Extracted data:
- - -

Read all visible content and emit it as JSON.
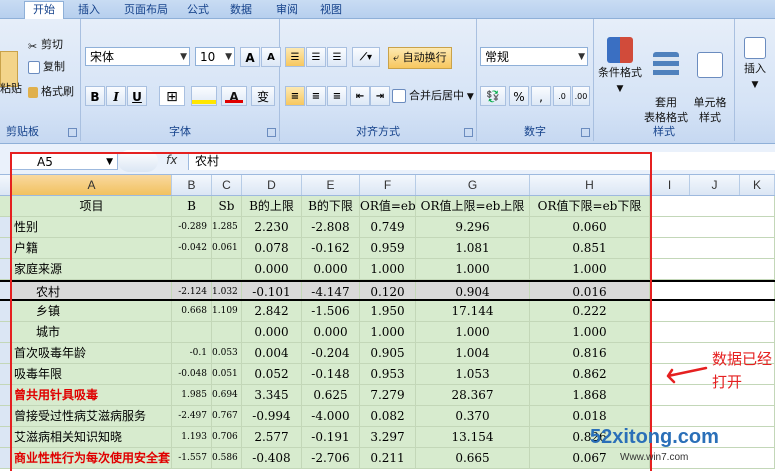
{
  "tabs": [
    "开始",
    "插入",
    "页面布局",
    "公式",
    "数据",
    "审阅",
    "视图"
  ],
  "clipboard": {
    "paste": "粘贴",
    "cut": "剪切",
    "copy": "复制",
    "format_painter": "格式刷",
    "label": "剪贴板"
  },
  "font": {
    "name": "宋体",
    "size": "10",
    "bold": "B",
    "italic": "I",
    "underline": "U",
    "grow": "A",
    "shrink": "A",
    "phonetic": "变",
    "label": "字体"
  },
  "alignment": {
    "wrap": "自动换行",
    "merge": "合并后居中",
    "label": "对齐方式"
  },
  "number": {
    "format": "常规",
    "percent": "%",
    "comma": ",",
    "label": "数字"
  },
  "styles": {
    "conditional": "条件格式",
    "table": "套用\n表格格式",
    "cell": "单元格\n样式",
    "label": "样式"
  },
  "insert": {
    "label": "插入"
  },
  "formula_bar": {
    "name_box": "A5",
    "fx": "fx",
    "content": "农村"
  },
  "columns": [
    "A",
    "B",
    "C",
    "D",
    "E",
    "F",
    "G",
    "H",
    "I",
    "J",
    "K"
  ],
  "header": [
    "项目",
    "B",
    "Sb",
    "B的上限",
    "B的下限",
    "OR值=eb",
    "OR值上限=eb上限",
    "OR值下限=eb下限"
  ],
  "rows": [
    {
      "a": "性别",
      "b": "-0.289",
      "sb": "1.285",
      "d": "2.230",
      "e": "-2.808",
      "f": "0.749",
      "g": "9.296",
      "h": "0.060",
      "style": "green"
    },
    {
      "a": "户籍",
      "b": "-0.042",
      "sb": "0.061",
      "d": "0.078",
      "e": "-0.162",
      "f": "0.959",
      "g": "1.081",
      "h": "0.851",
      "style": "green"
    },
    {
      "a": "家庭来源",
      "b": "",
      "sb": "",
      "d": "0.000",
      "e": "0.000",
      "f": "1.000",
      "g": "1.000",
      "h": "1.000",
      "style": "green"
    },
    {
      "a": "农村",
      "b": "-2.124",
      "sb": "1.032",
      "d": "-0.101",
      "e": "-4.147",
      "f": "0.120",
      "g": "0.904",
      "h": "0.016",
      "style": "selected"
    },
    {
      "a": "乡镇",
      "b": "0.668",
      "sb": "1.109",
      "d": "2.842",
      "e": "-1.506",
      "f": "1.950",
      "g": "17.144",
      "h": "0.222",
      "style": "green"
    },
    {
      "a": "城市",
      "b": "",
      "sb": "",
      "d": "0.000",
      "e": "0.000",
      "f": "1.000",
      "g": "1.000",
      "h": "1.000",
      "style": "green"
    },
    {
      "a": "首次吸毒年龄",
      "b": "-0.1",
      "sb": "0.053",
      "d": "0.004",
      "e": "-0.204",
      "f": "0.905",
      "g": "1.004",
      "h": "0.816",
      "style": "green"
    },
    {
      "a": "吸毒年限",
      "b": "-0.048",
      "sb": "0.051",
      "d": "0.052",
      "e": "-0.148",
      "f": "0.953",
      "g": "1.053",
      "h": "0.862",
      "style": "green"
    },
    {
      "a": "曾共用针具吸毒",
      "b": "1.985",
      "sb": "0.694",
      "d": "3.345",
      "e": "0.625",
      "f": "7.279",
      "g": "28.367",
      "h": "1.868",
      "style": "red"
    },
    {
      "a": "曾接受过性病艾滋病服务",
      "b": "-2.497",
      "sb": "0.767",
      "d": "-0.994",
      "e": "-4.000",
      "f": "0.082",
      "g": "0.370",
      "h": "0.018",
      "style": "green"
    },
    {
      "a": "艾滋病相关知识知晓",
      "b": "1.193",
      "sb": "0.706",
      "d": "2.577",
      "e": "-0.191",
      "f": "3.297",
      "g": "13.154",
      "h": "0.826",
      "style": "green"
    },
    {
      "a": "商业性性行为每次使用安全套",
      "b": "-1.557",
      "sb": "0.586",
      "d": "-0.408",
      "e": "-2.706",
      "f": "0.211",
      "g": "0.665",
      "h": "0.067",
      "style": "red"
    }
  ],
  "annotation": {
    "line1": "数据已经",
    "line2": "打开"
  },
  "watermark": {
    "main": "52xitong.com",
    "sub": "Www.win7.com"
  },
  "colors": {
    "row_fill": "#d7ebce",
    "selected_fill": "#d9d9d9",
    "highlight_box": "#e52020",
    "emphasis_text": "#e00000"
  }
}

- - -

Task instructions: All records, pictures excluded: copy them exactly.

Task response:
Read all visible content and emit it as JSON.
{
  "tabs": [
    "开始",
    "插入",
    "页面布局",
    "公式",
    "数据",
    "审阅",
    "视图"
  ],
  "clipboard": {
    "paste": "粘贴",
    "cut": "剪切",
    "copy": "复制",
    "format_painter": "格式刷",
    "label": "剪贴板"
  },
  "font": {
    "name": "宋体",
    "size": "10",
    "bold": "B",
    "italic": "I",
    "underline": "U",
    "grow": "A",
    "shrink": "A",
    "phonetic": "变",
    "label": "字体"
  },
  "alignment": {
    "wrap": "自动换行",
    "merge": "合并后居中",
    "label": "对齐方式"
  },
  "number": {
    "format": "常规",
    "percent": "%",
    "comma": ",",
    "label": "数字"
  },
  "styles": {
    "conditional": "条件格式",
    "table": "套用\n表格格式",
    "cell": "单元格\n样式",
    "label": "样式"
  },
  "insert": {
    "label": "插入"
  },
  "formula_bar": {
    "name_box": "A5",
    "fx": "fx",
    "content": "农村"
  },
  "columns": [
    "A",
    "B",
    "C",
    "D",
    "E",
    "F",
    "G",
    "H",
    "I",
    "J",
    "K"
  ],
  "header": [
    "项目",
    "B",
    "Sb",
    "B的上限",
    "B的下限",
    "OR值=eb",
    "OR值上限=eb上限",
    "OR值下限=eb下限"
  ],
  "rows": [
    {
      "a": "性别",
      "b": "-0.289",
      "sb": "1.285",
      "d": "2.230",
      "e": "-2.808",
      "f": "0.749",
      "g": "9.296",
      "h": "0.060",
      "style": "green"
    },
    {
      "a": "户籍",
      "b": "-0.042",
      "sb": "0.061",
      "d": "0.078",
      "e": "-0.162",
      "f": "0.959",
      "g": "1.081",
      "h": "0.851",
      "style": "green"
    },
    {
      "a": "家庭来源",
      "b": "",
      "sb": "",
      "d": "0.000",
      "e": "0.000",
      "f": "1.000",
      "g": "1.000",
      "h": "1.000",
      "style": "green"
    },
    {
      "a": "农村",
      "b": "-2.124",
      "sb": "1.032",
      "d": "-0.101",
      "e": "-4.147",
      "f": "0.120",
      "g": "0.904",
      "h": "0.016",
      "style": "selected"
    },
    {
      "a": "乡镇",
      "b": "0.668",
      "sb": "1.109",
      "d": "2.842",
      "e": "-1.506",
      "f": "1.950",
      "g": "17.144",
      "h": "0.222",
      "style": "green"
    },
    {
      "a": "城市",
      "b": "",
      "sb": "",
      "d": "0.000",
      "e": "0.000",
      "f": "1.000",
      "g": "1.000",
      "h": "1.000",
      "style": "green"
    },
    {
      "a": "首次吸毒年龄",
      "b": "-0.1",
      "sb": "0.053",
      "d": "0.004",
      "e": "-0.204",
      "f": "0.905",
      "g": "1.004",
      "h": "0.816",
      "style": "green"
    },
    {
      "a": "吸毒年限",
      "b": "-0.048",
      "sb": "0.051",
      "d": "0.052",
      "e": "-0.148",
      "f": "0.953",
      "g": "1.053",
      "h": "0.862",
      "style": "green"
    },
    {
      "a": "曾共用针具吸毒",
      "b": "1.985",
      "sb": "0.694",
      "d": "3.345",
      "e": "0.625",
      "f": "7.279",
      "g": "28.367",
      "h": "1.868",
      "style": "red"
    },
    {
      "a": "曾接受过性病艾滋病服务",
      "b": "-2.497",
      "sb": "0.767",
      "d": "-0.994",
      "e": "-4.000",
      "f": "0.082",
      "g": "0.370",
      "h": "0.018",
      "style": "green"
    },
    {
      "a": "艾滋病相关知识知晓",
      "b": "1.193",
      "sb": "0.706",
      "d": "2.577",
      "e": "-0.191",
      "f": "3.297",
      "g": "13.154",
      "h": "0.826",
      "style": "green"
    },
    {
      "a": "商业性性行为每次使用安全套",
      "b": "-1.557",
      "sb": "0.586",
      "d": "-0.408",
      "e": "-2.706",
      "f": "0.211",
      "g": "0.665",
      "h": "0.067",
      "style": "red"
    }
  ],
  "annotation": {
    "line1": "数据已经",
    "line2": "打开"
  },
  "watermark": {
    "main": "52xitong.com",
    "sub": "Www.win7.com"
  },
  "colors": {
    "row_fill": "#d7ebce",
    "selected_fill": "#d9d9d9",
    "highlight_box": "#e52020",
    "emphasis_text": "#e00000"
  }
}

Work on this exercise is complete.